Dr. Roland Degeyter, an internist working in Franklin, said he orders infusions for nearly 11 St. Mary Parish residents a week who have either tested positive or who qualify for the procedure.
A statement on the state Department of Health website notes that in December of 2020, the U.S. Food and Drug Administration approved the treatment, using drugs manufactured by the pharmaceutical companies Eli Lilly and Company and Regeneron Pharmaceuticals.
Dr. Gary M. Wiltz, another Franklin internist, said in order to qualify for the infusion, a patient has to have tested positive for COVID-19, be at least 12 years of age or older, weigh at least 88 pounds, or be within 10 days of the start of COVID-19 symptoms.
“Patients who are over 65, or who have comorbidities, also qualify for the infusion, as well as someone has been vaccinated, but is suffering from COVID-19 symptoms,” Wiltz said.
Examples of comorbidities include obesity, high blood pressure, fever, fatigue or unusual weakness.
Degeyter said the infusions or not for patients who are already hospitalized, or those who require oxygen therapy.
The state Department of Health is working with a group of hospitals that have the ability to administer the infusion therapy. This group includes Franklin Foundation, Iberia Medical Center, and Abbeville General Hospital.
Currently, St. Mary Parish residents undergo the two-hour infusion treatment as an outpatient at Franklin Foundation Hospital.
But Wiltz said there is a huge problem — not enough people know about the treatment.
“You know the old saying, ‘Help is on the Way’?” he said. “Well help has been here — it’s just not tapped.
“Shame on us if we don’t take more advantage of this, because it will prevent hospitalization.”
In a related matter, Degeyter said he has eyed a new procedure for patients hospitalized with COVID and has been in discussions with colleagues to implement that protocol, also at Franklin Foundation.
Months ago, the National Institute of Health began a trial using protein inhibitors to stop the progression of COVID-19 in patients who have inflammation.
Now the FDA has approved the use of the trial as a treatment involving special Interleukin-6 Inhibitors which can be administered to afflicted patients, provided that
they are within the first three days of being admitted to the intensive care unit, or those who have rapidly increasing oxygen needs.
“Hopefully, we should make a decision in the coming week to begin with the Interleukin-6 treatment.
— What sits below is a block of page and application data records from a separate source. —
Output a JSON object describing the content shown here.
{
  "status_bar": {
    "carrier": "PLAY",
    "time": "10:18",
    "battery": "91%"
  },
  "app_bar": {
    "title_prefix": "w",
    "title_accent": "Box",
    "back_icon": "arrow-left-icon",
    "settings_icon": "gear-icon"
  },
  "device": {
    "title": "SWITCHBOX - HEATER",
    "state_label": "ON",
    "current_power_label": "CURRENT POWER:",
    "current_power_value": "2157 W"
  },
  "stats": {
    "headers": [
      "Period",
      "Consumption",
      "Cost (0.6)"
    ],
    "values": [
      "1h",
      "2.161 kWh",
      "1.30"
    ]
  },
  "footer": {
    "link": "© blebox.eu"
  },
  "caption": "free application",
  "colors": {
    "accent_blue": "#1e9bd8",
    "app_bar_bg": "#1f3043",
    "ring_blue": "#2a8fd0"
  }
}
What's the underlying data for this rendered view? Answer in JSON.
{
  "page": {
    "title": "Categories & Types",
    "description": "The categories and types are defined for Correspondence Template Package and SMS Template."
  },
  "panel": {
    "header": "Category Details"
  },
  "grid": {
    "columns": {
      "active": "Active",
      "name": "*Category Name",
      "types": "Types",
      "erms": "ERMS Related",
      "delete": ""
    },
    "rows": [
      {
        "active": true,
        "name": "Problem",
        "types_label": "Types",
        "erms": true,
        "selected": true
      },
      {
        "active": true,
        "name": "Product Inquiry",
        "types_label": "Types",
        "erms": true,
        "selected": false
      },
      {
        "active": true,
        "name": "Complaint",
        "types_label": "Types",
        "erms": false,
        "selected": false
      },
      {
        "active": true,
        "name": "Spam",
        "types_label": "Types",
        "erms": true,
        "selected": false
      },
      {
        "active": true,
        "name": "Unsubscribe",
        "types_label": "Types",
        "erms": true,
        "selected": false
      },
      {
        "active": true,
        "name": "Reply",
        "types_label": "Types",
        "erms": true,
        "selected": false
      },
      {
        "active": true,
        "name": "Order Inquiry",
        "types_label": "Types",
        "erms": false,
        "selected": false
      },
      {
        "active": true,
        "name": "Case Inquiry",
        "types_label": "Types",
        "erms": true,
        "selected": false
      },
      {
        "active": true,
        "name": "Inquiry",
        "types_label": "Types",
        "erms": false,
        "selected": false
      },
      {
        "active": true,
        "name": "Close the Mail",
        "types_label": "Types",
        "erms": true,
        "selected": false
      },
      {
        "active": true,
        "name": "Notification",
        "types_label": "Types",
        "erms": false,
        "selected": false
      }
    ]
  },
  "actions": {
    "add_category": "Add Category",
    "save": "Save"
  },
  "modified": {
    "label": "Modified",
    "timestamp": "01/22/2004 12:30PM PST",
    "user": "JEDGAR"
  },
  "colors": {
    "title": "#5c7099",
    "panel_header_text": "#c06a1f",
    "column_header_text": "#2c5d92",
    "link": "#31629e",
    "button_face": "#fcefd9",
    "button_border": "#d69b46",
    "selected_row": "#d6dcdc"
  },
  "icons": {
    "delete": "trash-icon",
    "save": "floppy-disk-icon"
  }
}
I think we are all on board,” Degeyter said.
Wiltz said that with the first two weeks of July bringing a 200 percent increase in COVID-19 statewide, hospitals are full with patients.
“What’s it going to take for people to get vaccinated? I’m just at wit’s end. I believe it’s time we get rid of the gimmicks and start hearing from real people who have had COVID-19, and recovered,” Wiltz said. “The naysayers need to hear from a local person they may know, how it feels to struggle to breathe.”
Both Wiltz and Degeyter would like to encourage everyone to spread the word about the monoclonal antibody infusions; both physicians say the treatment has to be ordered through a personal physician.
Wiltz said the highest at risk groups are those who are not vaccinated.
“We have the tools to not only get COVID-19 under control, but also to save lives,” he said.
Degeyter is encouraging everyone to get vaccinated if they can.
“Regardless of who you are, mask up and wash your hands,” he said. “Some folks who are taking chemotherapy may not be able to get vaccinated. Please check with your physician.”
On Friday, St. Mary Office of Homeland Security and Emergency Preparedness Director David Naquin issued a press release, asking to add vaccination in the mix of washing your hands and observing social distance protocols, because “the chance of being a COVID patient is greatly reduced, or your infection may not require hospitalization.”
“How many of the new cases of persons requiring hospitalizations could have been avoided … maybe all of them, but certainly most of them. Keep this in mind when we go back to a full lockdown — it will be because of the unvaccinated in our communities,” Naquin said. “Yes, I said when, not if.”